• develop an understanding of contemporary design and technological practices and consider the uses and effects of new technologies and modern materials;

• develop thinking skills, financial capability, enterprise and entrepreneurial skills.

Design AS

The course is assessed through the following four compulsory units:

F521: Advanced Innovation Challenge. Students take part in a timed design challenge based on a pre-released theme, under examination conditions. The challenge consists of a design, and modelling exercise recorded in a workbook. A written reflection paper is completed at a later date.

F522: The Product Study. Students carry out an in-depth product analysis resulting in suggestions for improvements. This is a coursework component that is marked by the teacher and externally moderated by the examination board.

F523: Design, Make and Evaluate.  Students produce a portfolio and product. The project is marked by the teacher and externally moderated by the examination board

F524: Product Design. A written paper that consists of two components.
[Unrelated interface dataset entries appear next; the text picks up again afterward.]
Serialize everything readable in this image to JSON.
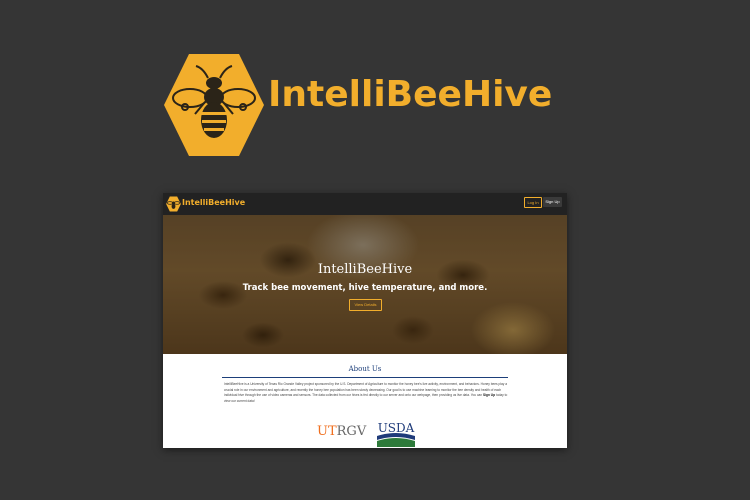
{
  "brand": {
    "name": "IntelliBeeHive",
    "accent": "#F2AE2C",
    "icon": "bee-hexagon-logo"
  },
  "screenshot": {
    "nav": {
      "site_name": "IntelliBeeHive",
      "login_label": "Log In",
      "signup_label": "Sign Up"
    },
    "hero": {
      "title": "IntelliBeeHive",
      "subtitle": "Track bee movement, hive temperature, and more.",
      "button_label": "View Details"
    },
    "about": {
      "title": "About Us",
      "text_before": "IntelliBeeHive is a University of Texas Rio Grande Valley project sponsored by the U.S. Department of Agriculture to monitor the honey bee's live activity, environment, and behaviors. Honey bees play a crucial role in our environment and agriculture, and recently the honey bee population has been slowly decreasing. Our goal is to use machine learning to monitor the bee density and health of each individual hive through the use of video cameras and sensors. The data collected from our hives is fed directly to our server and onto our webpage, then providing us live data. You can ",
      "signup_link": "Sign Up",
      "text_after": " today to view our current data!"
    },
    "logos": {
      "utrgv_ut": "UT",
      "utrgv_rgv": "RGV",
      "usda": "USDA"
    }
  }
}
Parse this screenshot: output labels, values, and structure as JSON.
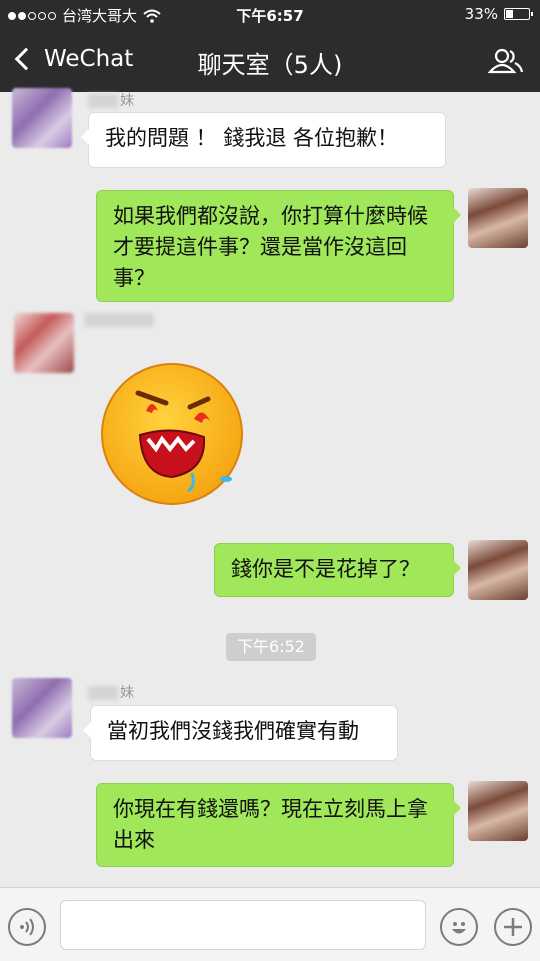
{
  "status_bar": {
    "carrier": "台湾大哥大",
    "time": "下午6:57",
    "battery_percent": "33%",
    "battery_level": 0.33
  },
  "nav": {
    "back_label": "WeChat",
    "title": "聊天室（5人)"
  },
  "messages": [
    {
      "side": "left",
      "sender_suffix": "妹",
      "text": "我的問題 ！ 錢我退 各位抱歉！"
    },
    {
      "side": "right",
      "text": "如果我們都沒說，你打算什麼時候才要提這件事？還是當作沒這回事？"
    },
    {
      "side": "left",
      "sender_suffix": "",
      "type": "sticker",
      "sticker": "angry-emoji-sticker"
    },
    {
      "side": "right",
      "text": "錢你是不是花掉了？"
    },
    {
      "side": "left",
      "sender_suffix": "妹",
      "text": "當初我們沒錢我們確實有動"
    },
    {
      "side": "right",
      "text": "你現在有錢還嗎？現在立刻馬上拿出來"
    }
  ],
  "timestamp": "下午6:52",
  "input_bar": {
    "voice_icon": "voice-icon",
    "emoji_icon": "emoji-icon",
    "plus_icon": "plus-icon",
    "placeholder": ""
  },
  "colors": {
    "header": "#2c2c2e",
    "chat_bg": "#ebebeb",
    "bubble_self": "#a0e75a",
    "bubble_other": "#ffffff"
  }
}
Candidates are able to select questions across the focus material areas as they wish.

Beyond school

Many of our students who take KS4 and KS5 courses in Design & Technology, go onto pursue careers in a Design related profession.  From Fashion Design, Architecture, Materials Science, Sports Technology, Exhibition Design and Graphic Illustration (to name but a few destinations our students have gone onto) to gaining internships at Rolls-Royce, the variety of potential university choices and career paths Design & technology offers is truly vast.

Design A2


Please contact Mark Rogers ( should you require any further information.